Records from a data source
——————————

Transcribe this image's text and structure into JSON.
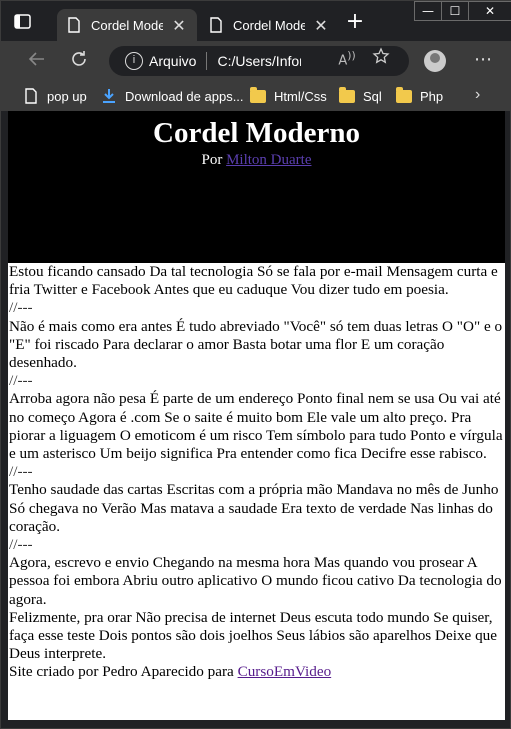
{
  "browser": {
    "tabs": [
      {
        "label": "Cordel Moderno",
        "close": "✕"
      },
      {
        "label": "Cordel Moderno",
        "close": "✕"
      }
    ],
    "new_tab": "+",
    "window_controls": {
      "minimize": "—",
      "maximize": "☐",
      "close": "✕"
    },
    "address": {
      "security_label": "Arquivo",
      "url": "C:/Users/Infor..."
    },
    "bookmarks": [
      {
        "label": "pop up",
        "icon": "page-icon"
      },
      {
        "label": "Download de apps...",
        "icon": "download-icon"
      },
      {
        "label": "Html/Css",
        "icon": "folder-icon"
      },
      {
        "label": "Sql",
        "icon": "folder-icon"
      },
      {
        "label": "Php",
        "icon": "folder-icon"
      }
    ]
  },
  "page": {
    "title": "Cordel Moderno",
    "byline_prefix": "Por",
    "author": "Milton Duarte",
    "separator": "//---",
    "stanzas": [
      "Estou ficando cansado Da tal tecnologia Só se fala por e-mail Mensagem curta e fria Twitter e Facebook Antes que eu caduque Vou dizer tudo em poesia.",
      "Não é mais como era antes É tudo abreviado \"Você\" só tem duas letras O \"O\" e o \"E\" foi riscado Para declarar o amor Basta botar uma flor E um coração desenhado.",
      "Arroba agora não pesa É parte de um endereço Ponto final nem se usa Ou vai até no começo Agora é .com Se o saite é muito bom Ele vale um alto preço. Pra piorar a liguagem O emoticom é um risco Tem símbolo para tudo Ponto e vírgula e um asterisco Um beijo significa Pra entender como fica Decifre esse rabisco.",
      "Tenho saudade das cartas Escritas com a própria mão Mandava no mês de Junho Só chegava no Verão Mas matava a saudade Era texto de verdade Nas linhas do coração.",
      "Agora, escrevo e envio Chegando na mesma hora Mas quando vou prosear A pessoa foi embora Abriu outro aplicativo O mundo ficou cativo Da tecnologia do agora.",
      "Felizmente, pra orar Não precisa de internet Deus escuta todo mundo Se quiser, faça esse teste Dois pontos são dois joelhos Seus lábios são aparelhos Deixe que Deus interprete."
    ],
    "footer_prefix": "Site criado por Pedro Aparecido para",
    "footer_link": "CursoEmVideo"
  }
}
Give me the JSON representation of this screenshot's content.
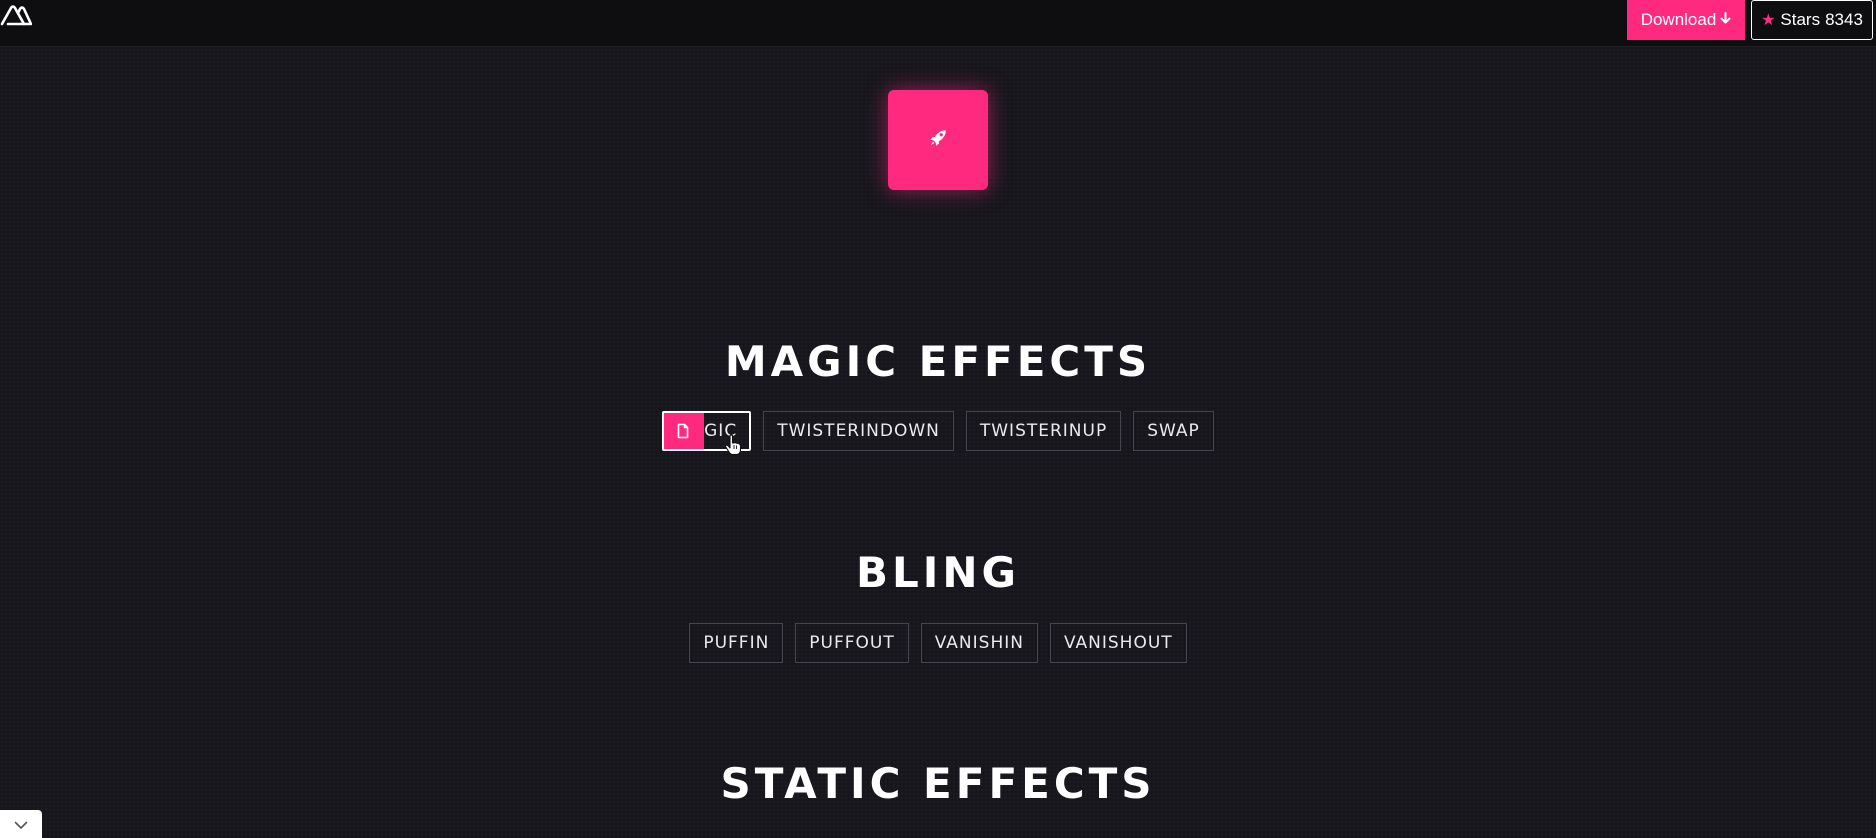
{
  "header": {
    "download_label": "Download",
    "stars_label": "Stars",
    "stars_count": "8343"
  },
  "sections": [
    {
      "title": "MAGIC EFFECTS",
      "buttons": [
        "MAGIC",
        "TWISTERINDOWN",
        "TWISTERINUP",
        "SWAP"
      ]
    },
    {
      "title": "BLING",
      "buttons": [
        "PUFFIN",
        "PUFFOUT",
        "VANISHIN",
        "VANISHOUT"
      ]
    },
    {
      "title": "STATIC EFFECTS"
    }
  ],
  "active_button_partial_text": "AGIC",
  "colors": {
    "accent": "#ff2a7f",
    "background": "#17161c",
    "topbar": "#0e0e11",
    "button_border": "#45444d"
  },
  "icons": {
    "logo": "triangle-logo-icon",
    "download": "arrow-down-icon",
    "star": "star-icon",
    "hero": "rocket-icon",
    "active_overlay": "file-icon",
    "cursor": "hand-pointer-icon",
    "corner": "chevron-down-icon"
  }
}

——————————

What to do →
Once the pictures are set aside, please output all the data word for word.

Result below →
Transcribe this image's text and structure into JSON.
{
  "browser": {
    "tabs": [
      {
        "label": "Cordel Moderno",
        "close": "✕"
      },
      {
        "label": "Cordel Moderno",
        "close": "✕"
      }
    ],
    "new_tab": "+",
    "window_controls": {
      "minimize": "—",
      "maximize": "☐",
      "close": "✕"
    },
    "address": {
      "security_label": "Arquivo",
      "url": "C:/Users/Infor..."
    },
    "bookmarks": [
      {
        "label": "pop up",
        "icon": "page-icon"
      },
      {
        "label": "Download de apps...",
        "icon": "download-icon"
      },
      {
        "label": "Html/Css",
        "icon": "folder-icon"
      },
      {
        "label": "Sql",
        "icon": "folder-icon"
      },
      {
        "label": "Php",
        "icon": "folder-icon"
      }
    ]
  },
  "page": {
    "title": "Cordel Moderno",
    "byline_prefix": "Por",
    "author": "Milton Duarte",
    "separator": "//---",
    "stanzas": [
      "Estou ficando cansado Da tal tecnologia Só se fala por e-mail Mensagem curta e fria Twitter e Facebook Antes que eu caduque Vou dizer tudo em poesia.",
      "Não é mais como era antes É tudo abreviado \"Você\" só tem duas letras O \"O\" e o \"E\" foi riscado Para declarar o amor Basta botar uma flor E um coração desenhado.",
      "Arroba agora não pesa É parte de um endereço Ponto final nem se usa Ou vai até no começo Agora é .com Se o saite é muito bom Ele vale um alto preço. Pra piorar a liguagem O emoticom é um risco Tem símbolo para tudo Ponto e vírgula e um asterisco Um beijo significa Pra entender como fica Decifre esse rabisco.",
      "Tenho saudade das cartas Escritas com a própria mão Mandava no mês de Junho Só chegava no Verão Mas matava a saudade Era texto de verdade Nas linhas do coração.",
      "Agora, escrevo e envio Chegando na mesma hora Mas quando vou prosear A pessoa foi embora Abriu outro aplicativo O mundo ficou cativo Da tecnologia do agora.",
      "Felizmente, pra orar Não precisa de internet Deus escuta todo mundo Se quiser, faça esse teste Dois pontos são dois joelhos Seus lábios são aparelhos Deixe que Deus interprete."
    ],
    "footer_prefix": "Site criado por Pedro Aparecido para",
    "footer_link": "CursoEmVideo"
  }
}
Give me the JSON representation of this screenshot's content.
{
  "header": {
    "download_label": "Download",
    "stars_label": "Stars",
    "stars_count": "8343"
  },
  "sections": [
    {
      "title": "MAGIC EFFECTS",
      "buttons": [
        "MAGIC",
        "TWISTERINDOWN",
        "TWISTERINUP",
        "SWAP"
      ]
    },
    {
      "title": "BLING",
      "buttons": [
        "PUFFIN",
        "PUFFOUT",
        "VANISHIN",
        "VANISHOUT"
      ]
    },
    {
      "title": "STATIC EFFECTS"
    }
  ],
  "active_button_partial_text": "AGIC",
  "colors": {
    "accent": "#ff2a7f",
    "background": "#17161c",
    "topbar": "#0e0e11",
    "button_border": "#45444d"
  },
  "icons": {
    "logo": "triangle-logo-icon",
    "download": "arrow-down-icon",
    "star": "star-icon",
    "hero": "rocket-icon",
    "active_overlay": "file-icon",
    "cursor": "hand-pointer-icon",
    "corner": "chevron-down-icon"
  }
}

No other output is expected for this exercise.